RJ's script is clearly on the side of "immigrants get the job done," but that's not to say it's exactly MAGA-bashing either. The Thrombey family isn't filled with "go back to your country" white supremacists per se, they're more in the neoliberal vein of the Armitage's from GET OUT (2017). They seem nice and polite, and they think they're being nice and polite to Marta, but they're really only using her as a prop to hide their micro-aggressive claim on what they believe is their "ancestral home." Those who identify with the Thrombey's, or who often feel threatened by outsiders attempting to stake a claim on the American Dream, may not even realize the meta-colonialist quackery of the position, which makes the humor quite fun.
Everyone in the family is an obvious suspect to the murder at play, but I think RJ means this as less of a diatribe towards a specific class or faction and more as an inward, "Lord, is it I?" kind of posture. We’re all potential suspects. We’re all part of a corrupt system needing to ask ourselves how we contribute to the mess.
I mean, the Thrombey's aren't exactly politically homogenous, they're made up of progressive-reading-types as well as alt-right-conservatives, and then you have Marta in the middle as the caretaker of both sides, and RJ behind it all asking, "Where do you fit in this family?" It's a good, honest, clean question, one that I never felt was over-preachy or particularly berating. The script is a little too over-written in areas, the twists are expectedly ridiculous, but by and large it's the banger that everyone's been saying it is.
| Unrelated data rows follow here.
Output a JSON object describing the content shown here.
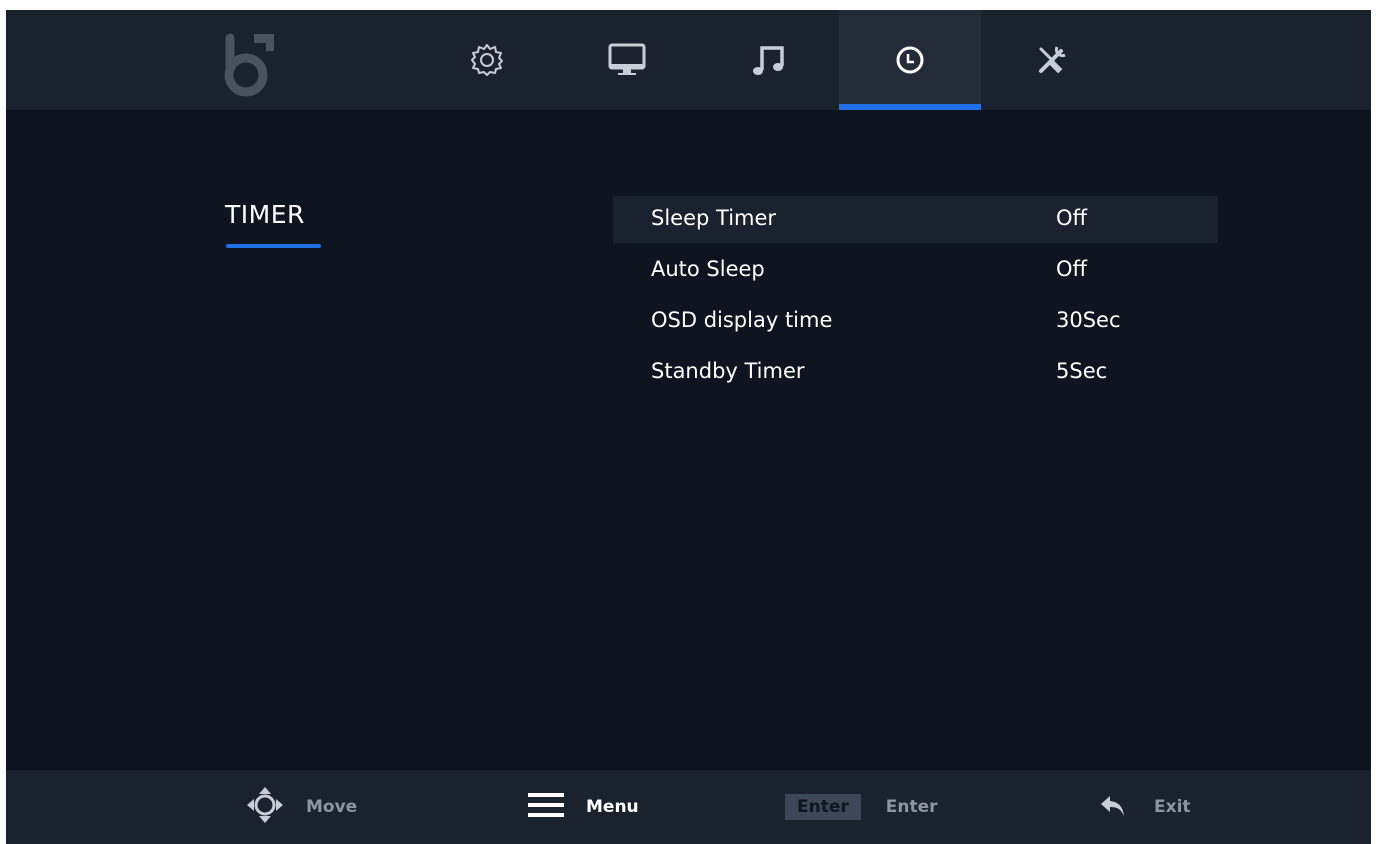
{
  "brand": {
    "logo_icon": "brand-logo-icon"
  },
  "nav": {
    "tabs": [
      {
        "icon": "gear-icon",
        "active": false
      },
      {
        "icon": "monitor-icon",
        "active": false
      },
      {
        "icon": "music-note-icon",
        "active": false
      },
      {
        "icon": "clock-icon",
        "active": true
      },
      {
        "icon": "tools-icon",
        "active": false
      }
    ],
    "accent_color": "#1f6fe6"
  },
  "section": {
    "title": "TIMER"
  },
  "settings": {
    "items": [
      {
        "label": "Sleep Timer",
        "value": "Off",
        "selected": true
      },
      {
        "label": "Auto Sleep",
        "value": "Off",
        "selected": false
      },
      {
        "label": "OSD display time",
        "value": "30Sec",
        "selected": false
      },
      {
        "label": "Standby Timer",
        "value": "5Sec",
        "selected": false
      }
    ]
  },
  "hints": {
    "move": {
      "icon": "dpad-icon",
      "label": "Move"
    },
    "menu": {
      "icon": "hamburger-menu-icon",
      "label": "Menu"
    },
    "enter": {
      "key": "Enter",
      "label": "Enter"
    },
    "exit": {
      "icon": "back-arrow-icon",
      "label": "Exit"
    }
  }
}
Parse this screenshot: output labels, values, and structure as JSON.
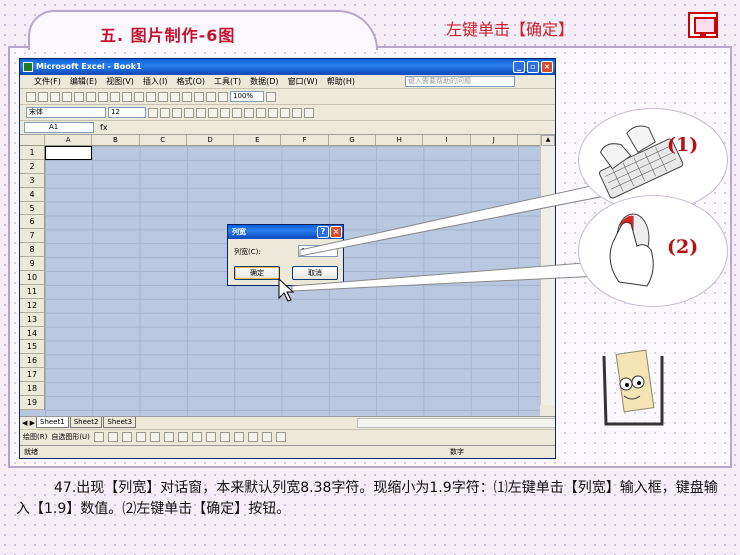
{
  "header": {
    "title": "五. 图片制作-6图",
    "tip": "左键单击【确定】"
  },
  "excel": {
    "title": "Microsoft Excel - Book1",
    "menu": [
      "文件(F)",
      "编辑(E)",
      "视图(V)",
      "插入(I)",
      "格式(O)",
      "工具(T)",
      "数据(D)",
      "窗口(W)",
      "帮助(H)"
    ],
    "help_placeholder": "键入需要帮助的问题",
    "zoom": "100%",
    "font": "宋体",
    "font_size": "12",
    "name_box": "A1",
    "fx": "fx",
    "columns": [
      "A",
      "B",
      "C",
      "D",
      "E",
      "F",
      "G",
      "H",
      "I",
      "J"
    ],
    "rows": [
      "1",
      "2",
      "3",
      "4",
      "5",
      "6",
      "7",
      "8",
      "9",
      "10",
      "11",
      "12",
      "13",
      "14",
      "15",
      "16",
      "17",
      "18",
      "19"
    ],
    "sheets": [
      "Sheet1",
      "Sheet2",
      "Sheet3"
    ],
    "draw_label": "绘图(R)",
    "autoshape_label": "自选图形(U)",
    "status_left": "就绪",
    "status_right": "数字"
  },
  "dialog": {
    "title": "列宽",
    "label": "列宽(C):",
    "value": "1.9",
    "ok": "确定",
    "cancel": "取消"
  },
  "callouts": {
    "n1": "(1)",
    "n2": "(2)"
  },
  "caption": "47.出现【列宽】对话窗，本来默认列宽8.38字符。现缩小为1.9字符：⑴左键单击【列宽】输入框，键盘输入【1.9】数值。⑵左键单击【确定】按钮。"
}
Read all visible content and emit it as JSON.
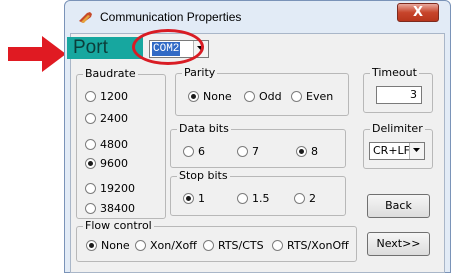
{
  "window": {
    "title": "Communication Properties",
    "close_label": "X"
  },
  "port": {
    "label": "Port",
    "selected": "COM2"
  },
  "baudrate": {
    "title": "Baudrate",
    "options": [
      "1200",
      "2400",
      "4800",
      "9600",
      "19200",
      "38400"
    ],
    "selected": "9600"
  },
  "parity": {
    "title": "Parity",
    "options": [
      "None",
      "Odd",
      "Even"
    ],
    "selected": "None"
  },
  "data_bits": {
    "title": "Data bits",
    "options": [
      "6",
      "7",
      "8"
    ],
    "selected": "8"
  },
  "stop_bits": {
    "title": "Stop bits",
    "options": [
      "1",
      "1.5",
      "2"
    ],
    "selected": "1"
  },
  "timeout": {
    "title": "Timeout",
    "value": "3"
  },
  "delimiter": {
    "title": "Delimiter",
    "selected": "CR+LF"
  },
  "flow_control": {
    "title": "Flow control",
    "options": [
      "None",
      "Xon/Xoff",
      "RTS/CTS",
      "RTS/XonOff"
    ],
    "selected": "None"
  },
  "buttons": {
    "back": "Back",
    "next": "Next>>"
  },
  "colors": {
    "annotation": "#d91c24",
    "port_highlight": "#17a79f",
    "selection": "#316ac5"
  },
  "icons": {
    "title": "app-icon",
    "annotation_arrow": "arrow-right-icon",
    "dropdown": "chevron-down-icon"
  }
}
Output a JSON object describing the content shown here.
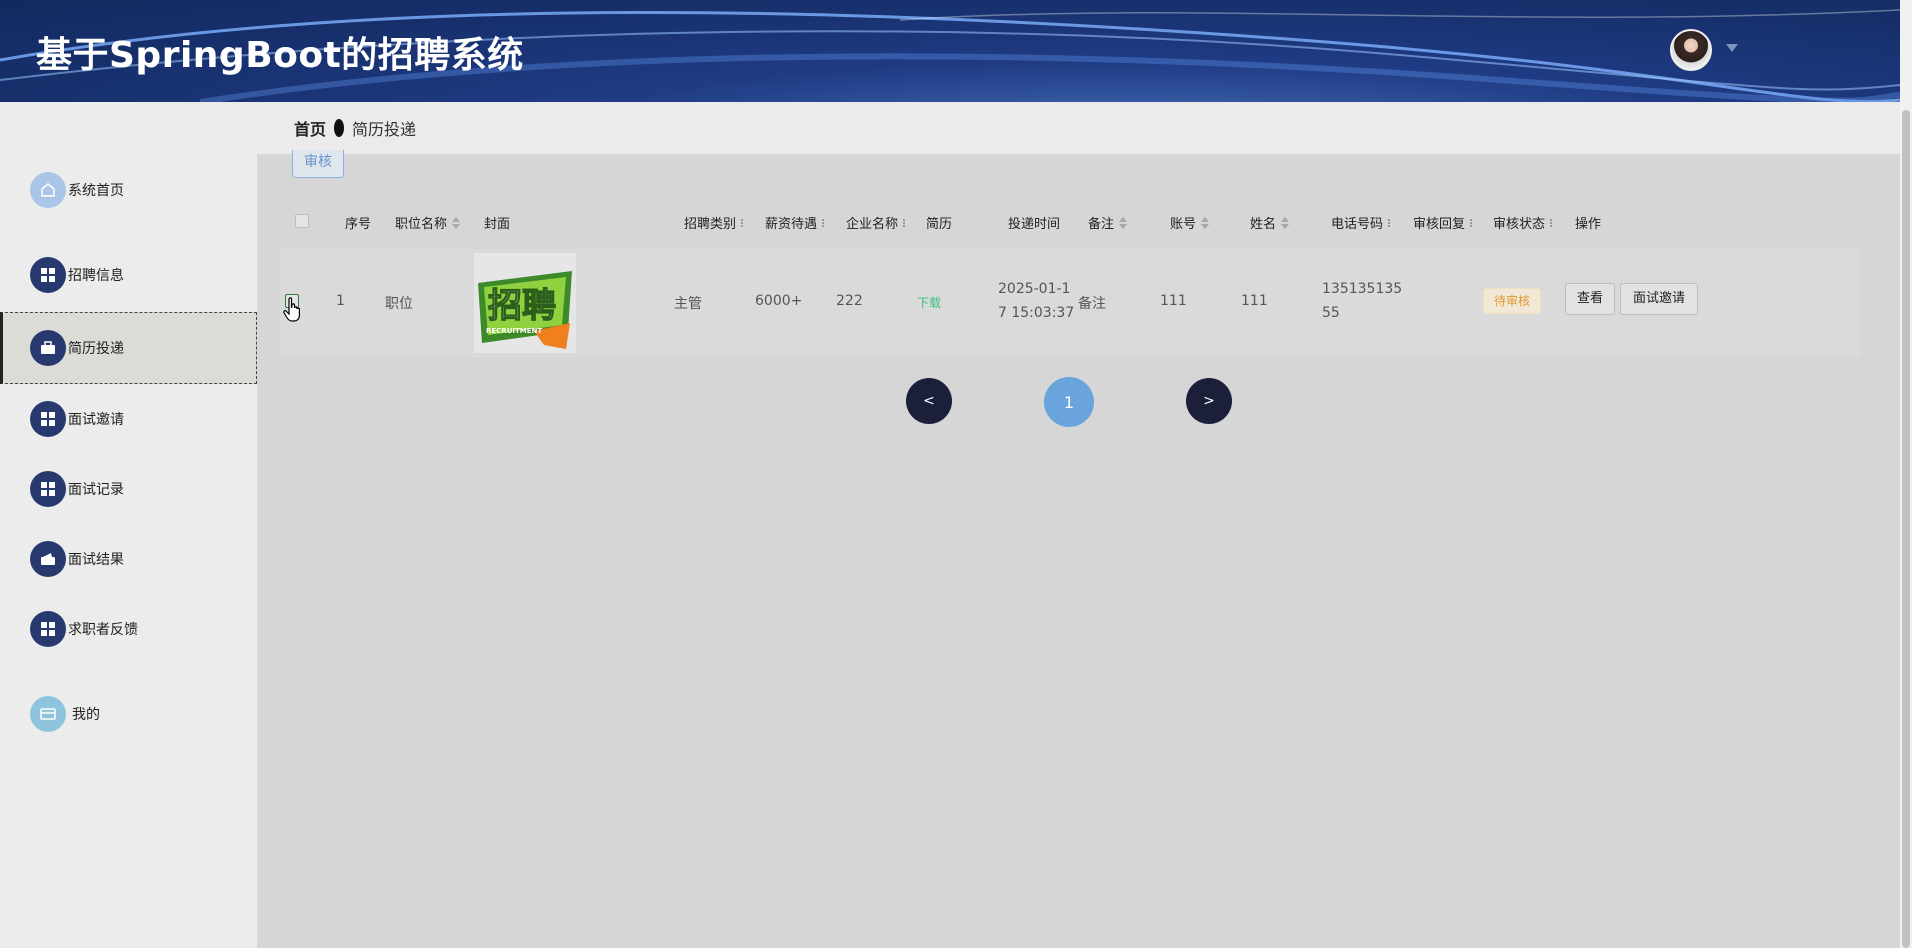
{
  "app": {
    "title": "基于SpringBoot的招聘系统"
  },
  "sidebar": {
    "items": [
      {
        "label": "系统首页",
        "icon": "home-icon"
      },
      {
        "label": "招聘信息",
        "icon": "grid-icon"
      },
      {
        "label": "简历投递",
        "icon": "briefcase-icon",
        "active": true
      },
      {
        "label": "面试邀请",
        "icon": "grid-icon"
      },
      {
        "label": "面试记录",
        "icon": "grid-icon"
      },
      {
        "label": "面试结果",
        "icon": "wallet-icon"
      },
      {
        "label": "求职者反馈",
        "icon": "grid-icon"
      },
      {
        "label": "我的",
        "icon": "card-icon"
      }
    ]
  },
  "breadcrumb": {
    "home": "首页",
    "current": "简历投递"
  },
  "toolbar": {
    "review_label": "审核"
  },
  "table": {
    "columns": [
      "序号",
      "职位名称",
      "封面",
      "招聘类别",
      "薪资待遇",
      "企业名称",
      "简历",
      "投递时间",
      "备注",
      "账号",
      "姓名",
      "电话号码",
      "审核回复",
      "审核状态",
      "操作"
    ],
    "rows": [
      {
        "index": "1",
        "position": "职位",
        "cover_text": "招聘",
        "cover_sub": "RECRUITMENT",
        "category": "主管",
        "salary": "6000+",
        "company": "222",
        "resume": "下载",
        "time_line1": "2025-01-1",
        "time_line2": "7 15:03:37",
        "note": "备注",
        "account": "111",
        "name": "111",
        "phone_line1": "135135135",
        "phone_line2": "55",
        "reply": "",
        "status": "待审核",
        "actions": {
          "view": "查看",
          "invite": "面试邀请"
        }
      }
    ]
  },
  "pagination": {
    "prev": "<",
    "current": "1",
    "next": ">"
  },
  "colors": {
    "header": "#1f3b84",
    "accent": "#6aa4dc",
    "status": "#e09a37",
    "download": "#3fbf7f"
  }
}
Also, I know this would've been extremely dumb and on-the-nose, but I honestly thought for the briefest of moments we were gonna get a Kentucky-fried satire of an ending, with the Thrombey's positioned in downstairs outer darkness looking up at upstairs-Marta dressed as the Statue of Liberty, torch and all. I know, totally stupid. It would’ve been awful. But I honestly wanted this SNL-ending so bad just so I could laugh my ass off.